Dae pulled the sword that was conjured with her armor partially out of its sheath. The blade was coated in a thick, red liquid covering.
“One of the costs of slaying royalty, even treacherous, unworthy ones,” Dae said.
“Hard to move about unnoticed with that,” Zana said.
“If I draw this sword, I’m well past caring whether anyone will notice me,” Dae said.
“What happens if you kill another royal with it?” Zana asked.
“I don’t know,” Dae said. “There’s not much precedent for someone slaying multiple sitting kings or queens.”
“Royal blood burns with divine will,” Mayleena said. “Wet the sword with too much of it, and your blade will blaze with an unbearable light.”
“How do you know that?” Zana asked.
“Observation, I suspect,” Dae said, releasing her transformation. “As I said though, our mission is concerned less with slaughter and more with the retrieval of a particular item.”
“It would have to be an artifact of some significance to bring the Queen’s Knight of Gallagrin across the border into Paxmer?” Zana said.
“If Haldri Paxmer could lay her hands on an item like the one our queen spoke to us of, it would do more than change the balance of power between our nations, she could sweep through the Blessed Realms like an avalanche,” Dae said. “So, yes, our queen sent us to make sure that wasn’t allowed to happen.”
“That sounds well above what my people are equipped to deal with,” Zana said.
“Can you get us out of the city at least?” Jyl said. “Those dragons might be willing to ransom us if we’re caught, but I’d rather not be caught in the first place.”
“We would rather slay the dragons,” Mayleena said. “Though that would not be likely to end well for us.”
“Dragon fighting isn’t something for people outside this country to do,” Zana said. “The dragons are our curse and our responsibility.”
“If you can get us outside the city, we’ll be happy to let you handle the dragon here however you’d like,” Dae said. “We need to make for a contact who’s deeper inland.”
“Smuggling people out of the city is more difficult these days,” Zana said. “And before we do that, I think you need to speak to my commander. She needs to know of this, and I’m sure she’ll have information you can use.”
“Is she hiding down here?” Dae asked.
“Not hiding,” a woman said as she stepped through the solid wall at the far end the cavern. “Observing.”
“You know, I thought there was a glamor here, but I couldn’t find the seem,” Dae said.
“You are the Queen’s Knight?” the woman asked. “What is your given name?”

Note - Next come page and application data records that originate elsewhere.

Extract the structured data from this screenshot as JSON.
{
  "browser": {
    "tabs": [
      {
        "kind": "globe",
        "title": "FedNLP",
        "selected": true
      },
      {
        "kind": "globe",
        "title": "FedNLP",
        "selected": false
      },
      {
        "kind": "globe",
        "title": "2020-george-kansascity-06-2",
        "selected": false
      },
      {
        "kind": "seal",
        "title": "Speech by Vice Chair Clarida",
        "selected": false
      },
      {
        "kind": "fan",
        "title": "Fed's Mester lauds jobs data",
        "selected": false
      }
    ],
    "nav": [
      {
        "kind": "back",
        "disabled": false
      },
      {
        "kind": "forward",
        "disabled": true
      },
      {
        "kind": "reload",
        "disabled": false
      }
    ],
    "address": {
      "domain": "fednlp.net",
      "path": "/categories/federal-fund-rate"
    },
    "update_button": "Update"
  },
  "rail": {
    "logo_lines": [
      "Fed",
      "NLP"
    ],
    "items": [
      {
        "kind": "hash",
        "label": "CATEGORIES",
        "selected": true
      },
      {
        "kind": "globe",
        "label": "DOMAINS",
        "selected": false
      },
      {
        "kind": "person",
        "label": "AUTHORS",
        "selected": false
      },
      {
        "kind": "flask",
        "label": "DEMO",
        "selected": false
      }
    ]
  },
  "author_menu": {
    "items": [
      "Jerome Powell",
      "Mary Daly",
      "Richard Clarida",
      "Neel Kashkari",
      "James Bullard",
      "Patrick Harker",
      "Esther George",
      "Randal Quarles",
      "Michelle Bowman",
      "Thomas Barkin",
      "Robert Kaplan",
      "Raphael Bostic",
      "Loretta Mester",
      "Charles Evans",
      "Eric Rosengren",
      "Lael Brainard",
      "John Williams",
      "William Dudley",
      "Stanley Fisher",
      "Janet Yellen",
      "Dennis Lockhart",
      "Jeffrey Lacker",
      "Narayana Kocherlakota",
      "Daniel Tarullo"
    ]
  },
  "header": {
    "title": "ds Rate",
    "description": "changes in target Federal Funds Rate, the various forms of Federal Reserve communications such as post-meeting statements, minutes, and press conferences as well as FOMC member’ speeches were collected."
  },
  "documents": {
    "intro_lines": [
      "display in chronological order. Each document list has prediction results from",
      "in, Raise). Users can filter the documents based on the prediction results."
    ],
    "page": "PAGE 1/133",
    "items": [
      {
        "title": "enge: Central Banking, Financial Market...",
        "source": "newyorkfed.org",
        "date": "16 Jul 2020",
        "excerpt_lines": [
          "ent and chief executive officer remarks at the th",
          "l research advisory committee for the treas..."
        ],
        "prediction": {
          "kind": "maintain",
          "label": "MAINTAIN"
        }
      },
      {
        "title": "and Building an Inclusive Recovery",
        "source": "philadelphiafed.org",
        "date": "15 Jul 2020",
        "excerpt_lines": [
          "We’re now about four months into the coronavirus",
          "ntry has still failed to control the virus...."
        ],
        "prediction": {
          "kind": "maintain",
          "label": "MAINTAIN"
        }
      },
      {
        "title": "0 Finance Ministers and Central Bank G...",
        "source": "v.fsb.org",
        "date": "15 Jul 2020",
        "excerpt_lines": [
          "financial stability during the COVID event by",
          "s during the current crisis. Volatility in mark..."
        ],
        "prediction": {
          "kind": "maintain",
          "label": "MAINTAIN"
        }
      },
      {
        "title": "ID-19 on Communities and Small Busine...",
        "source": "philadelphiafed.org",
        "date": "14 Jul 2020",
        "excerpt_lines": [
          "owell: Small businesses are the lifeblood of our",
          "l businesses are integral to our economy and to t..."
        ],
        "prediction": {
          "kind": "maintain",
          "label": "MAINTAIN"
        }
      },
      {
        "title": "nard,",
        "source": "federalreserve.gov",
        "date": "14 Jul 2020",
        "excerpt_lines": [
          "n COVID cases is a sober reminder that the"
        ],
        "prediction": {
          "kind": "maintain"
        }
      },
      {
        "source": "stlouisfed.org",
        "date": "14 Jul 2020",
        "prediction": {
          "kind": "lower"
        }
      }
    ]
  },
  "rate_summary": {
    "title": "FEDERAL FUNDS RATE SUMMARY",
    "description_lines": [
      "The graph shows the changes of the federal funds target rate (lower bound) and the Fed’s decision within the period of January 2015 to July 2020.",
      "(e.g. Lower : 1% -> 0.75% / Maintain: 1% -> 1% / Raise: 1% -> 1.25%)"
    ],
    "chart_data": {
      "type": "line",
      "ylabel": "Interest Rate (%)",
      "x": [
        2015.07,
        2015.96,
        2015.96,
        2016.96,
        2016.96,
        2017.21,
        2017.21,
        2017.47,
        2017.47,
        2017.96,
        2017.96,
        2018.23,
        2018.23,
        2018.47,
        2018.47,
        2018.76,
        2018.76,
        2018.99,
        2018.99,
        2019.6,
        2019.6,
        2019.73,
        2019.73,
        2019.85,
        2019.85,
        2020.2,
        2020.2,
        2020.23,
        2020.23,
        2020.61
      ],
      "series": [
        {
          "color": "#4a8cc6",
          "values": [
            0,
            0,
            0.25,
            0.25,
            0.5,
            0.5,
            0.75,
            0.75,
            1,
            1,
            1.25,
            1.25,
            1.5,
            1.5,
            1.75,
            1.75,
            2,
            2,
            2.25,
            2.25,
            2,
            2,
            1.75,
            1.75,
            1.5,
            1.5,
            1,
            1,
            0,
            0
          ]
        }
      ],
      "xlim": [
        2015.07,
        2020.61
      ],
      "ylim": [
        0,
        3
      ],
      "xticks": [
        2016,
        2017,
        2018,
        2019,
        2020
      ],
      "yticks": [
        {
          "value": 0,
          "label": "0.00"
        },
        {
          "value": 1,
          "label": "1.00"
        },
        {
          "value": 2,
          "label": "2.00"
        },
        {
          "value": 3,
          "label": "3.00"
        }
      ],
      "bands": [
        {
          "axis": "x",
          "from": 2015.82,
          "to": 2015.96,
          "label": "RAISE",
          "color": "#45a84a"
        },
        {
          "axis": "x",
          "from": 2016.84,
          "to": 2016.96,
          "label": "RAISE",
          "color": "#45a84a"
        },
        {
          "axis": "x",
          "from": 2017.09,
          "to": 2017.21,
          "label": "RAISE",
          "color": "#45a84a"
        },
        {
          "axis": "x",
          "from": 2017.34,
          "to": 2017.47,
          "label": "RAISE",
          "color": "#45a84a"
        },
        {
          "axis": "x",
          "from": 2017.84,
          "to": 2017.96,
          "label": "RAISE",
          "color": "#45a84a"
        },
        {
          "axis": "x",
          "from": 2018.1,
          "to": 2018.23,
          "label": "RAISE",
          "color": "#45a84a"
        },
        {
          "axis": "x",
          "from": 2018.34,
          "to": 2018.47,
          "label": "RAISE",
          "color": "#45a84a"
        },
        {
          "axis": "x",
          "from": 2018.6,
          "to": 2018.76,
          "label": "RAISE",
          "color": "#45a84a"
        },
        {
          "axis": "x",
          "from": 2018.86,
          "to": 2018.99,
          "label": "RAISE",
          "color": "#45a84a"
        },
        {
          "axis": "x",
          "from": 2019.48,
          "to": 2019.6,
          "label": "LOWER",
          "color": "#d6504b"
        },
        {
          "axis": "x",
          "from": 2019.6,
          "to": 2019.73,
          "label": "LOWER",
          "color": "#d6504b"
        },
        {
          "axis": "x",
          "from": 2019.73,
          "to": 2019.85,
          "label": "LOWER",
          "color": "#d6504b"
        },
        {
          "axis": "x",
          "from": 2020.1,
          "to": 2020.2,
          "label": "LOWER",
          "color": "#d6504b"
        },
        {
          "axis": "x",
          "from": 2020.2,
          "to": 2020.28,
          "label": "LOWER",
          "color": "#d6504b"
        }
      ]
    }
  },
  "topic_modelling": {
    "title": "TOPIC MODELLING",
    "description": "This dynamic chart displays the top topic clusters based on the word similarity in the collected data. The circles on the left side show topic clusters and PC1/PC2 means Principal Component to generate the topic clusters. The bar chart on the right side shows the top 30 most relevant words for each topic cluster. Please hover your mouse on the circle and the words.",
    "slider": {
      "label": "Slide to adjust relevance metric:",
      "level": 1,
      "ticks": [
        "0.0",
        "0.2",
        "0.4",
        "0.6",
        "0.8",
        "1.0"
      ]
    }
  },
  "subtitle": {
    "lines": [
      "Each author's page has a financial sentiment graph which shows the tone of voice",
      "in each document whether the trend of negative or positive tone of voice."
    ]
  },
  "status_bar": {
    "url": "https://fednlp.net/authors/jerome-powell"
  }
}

Dae looked at the woman and caught the ripple of a further glamor.
Glamors were Sunlost magic, and while it wasn’t in the least surprising to find Sunlost casters working to undermine Paxmer’s royalty, it was surprising to find so talented a glamor caster by happenstance.
“You were born to mixed parentage, weren’t you?” Dae asked.
“I am Paxmer born,” the woman said.
“No one from Paxmer could ever cast glamors that well, and no one from Sunlost could cast the glamor you’re wearing in a foreign land,” Dae said.
“You know much of Sunlost’s magic,” the woman said. The glamour covering her faded under Dae’s scrutiny until only a simple white mask obscured the woman’s true features.
“I had an eclectic education,” Dae said.
“Did you grow up in the castle at Highcrest?” the woman asked.
“Yes,” Dae said. “From when I was eight. From the day my father was executed as a traitor.”
“You are Duke Phob Korli’s child?” the woman’s voice caught a strange hitch in the middle of her question.
“I am Daelynne Akorli, daughter of Duke Phob Korli.” Her father’s name felt strange on Dae’s tongue after so many years. “How do you know me?”
The glamor cracked and faded away, revealing a woman in her late forties. Though the years hadn’t been gentle, Dae recognized Estella sur Korkin’s face the moment she saw it.
“Mother,” she said, her bloody blade materializing in her hand.